**Interface dataset entries**
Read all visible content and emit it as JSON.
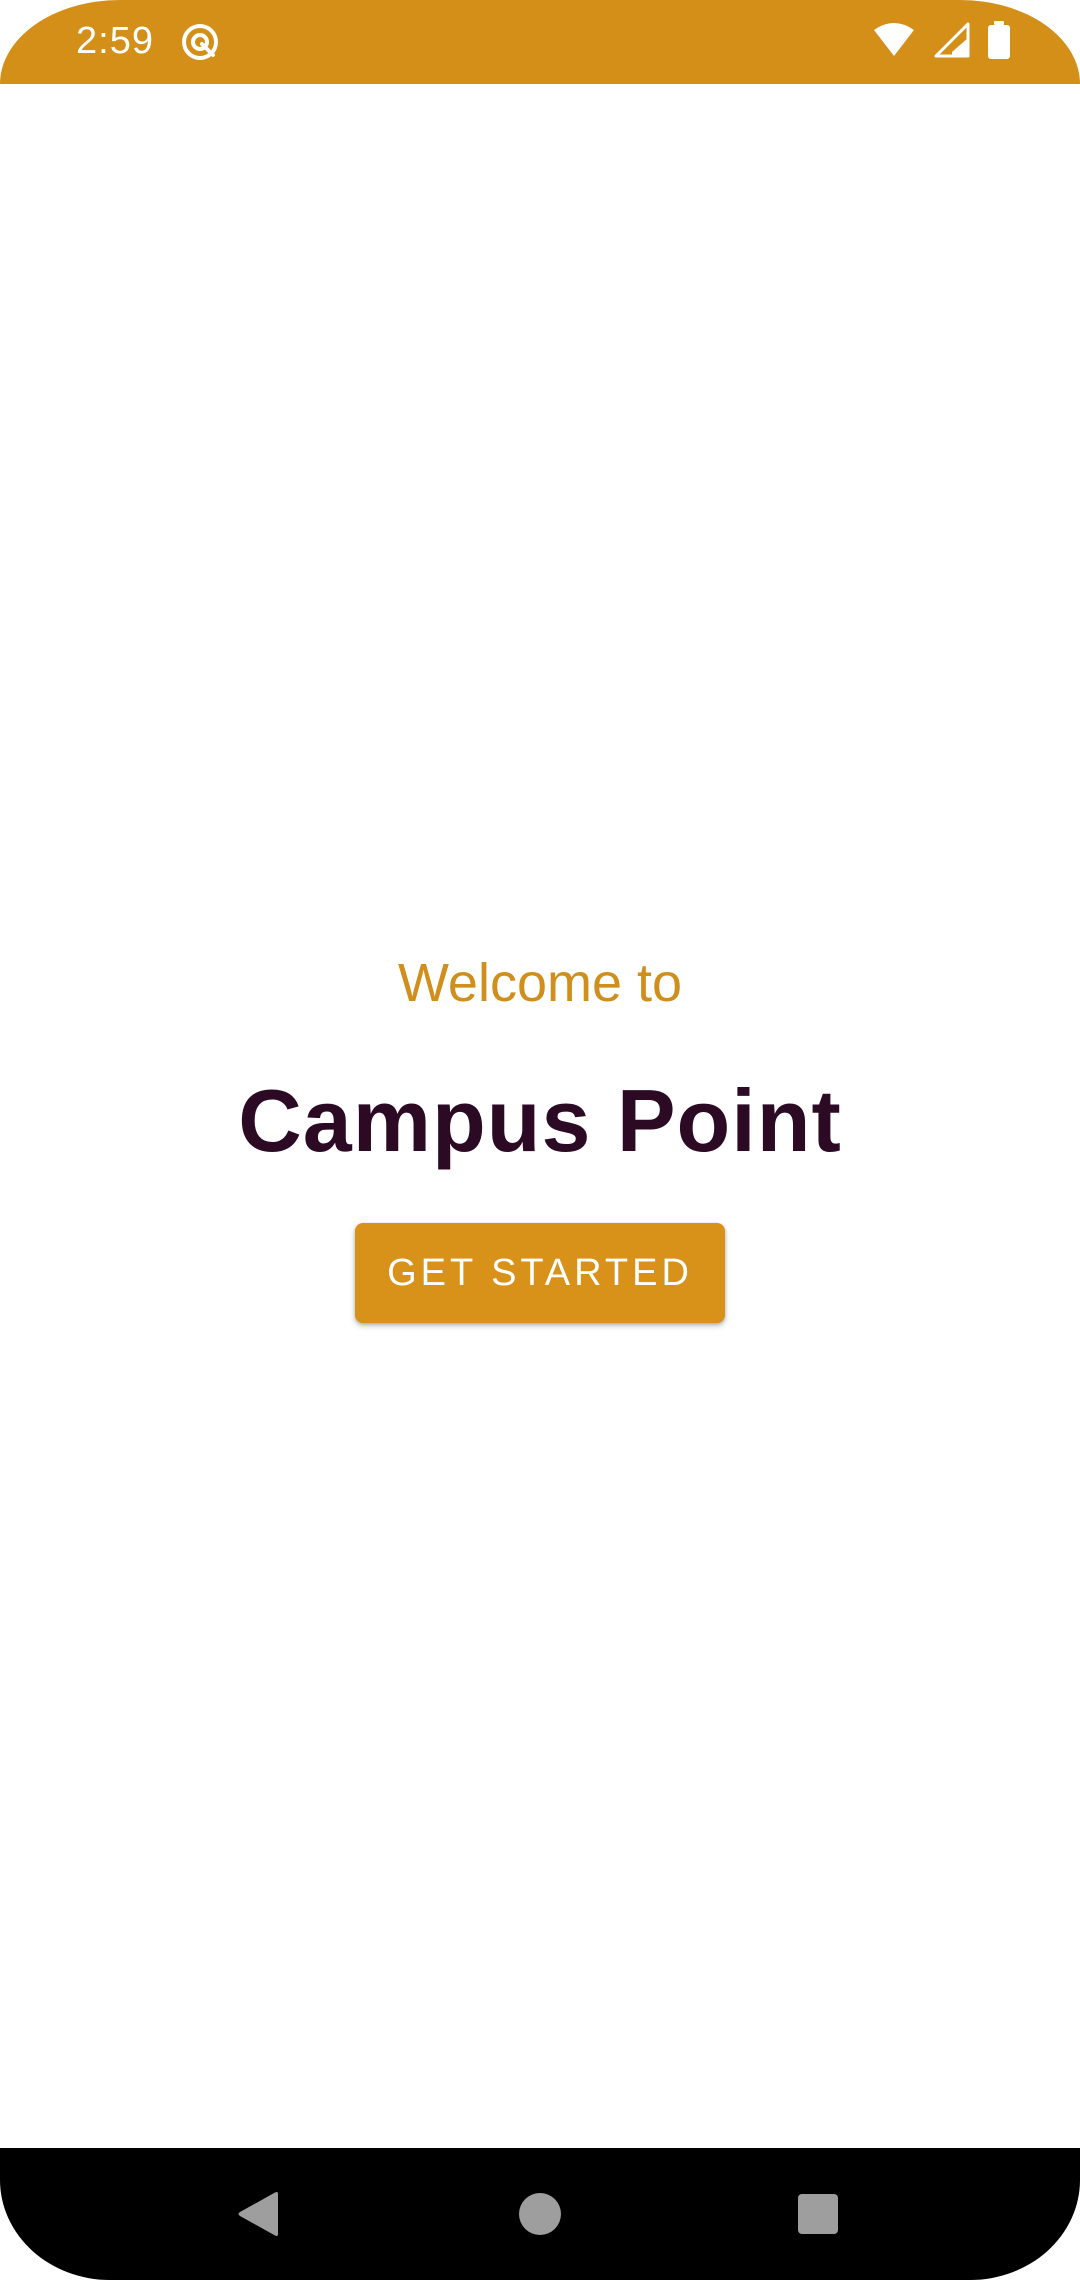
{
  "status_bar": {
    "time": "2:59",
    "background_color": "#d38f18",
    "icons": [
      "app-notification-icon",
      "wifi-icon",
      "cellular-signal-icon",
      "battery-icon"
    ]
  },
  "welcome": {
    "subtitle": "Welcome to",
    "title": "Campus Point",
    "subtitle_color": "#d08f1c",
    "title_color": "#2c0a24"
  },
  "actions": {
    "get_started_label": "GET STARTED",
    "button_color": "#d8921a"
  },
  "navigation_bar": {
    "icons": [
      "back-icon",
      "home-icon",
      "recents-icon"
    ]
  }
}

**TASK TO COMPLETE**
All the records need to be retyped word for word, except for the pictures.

**RESULT OF THIS TASK**
Read all visible content and emit it as JSON.
{
  "status_bar": {
    "time": "2:59",
    "background_color": "#d38f18",
    "icons": [
      "app-notification-icon",
      "wifi-icon",
      "cellular-signal-icon",
      "battery-icon"
    ]
  },
  "welcome": {
    "subtitle": "Welcome to",
    "title": "Campus Point",
    "subtitle_color": "#d08f1c",
    "title_color": "#2c0a24"
  },
  "actions": {
    "get_started_label": "GET STARTED",
    "button_color": "#d8921a"
  },
  "navigation_bar": {
    "icons": [
      "back-icon",
      "home-icon",
      "recents-icon"
    ]
  }
}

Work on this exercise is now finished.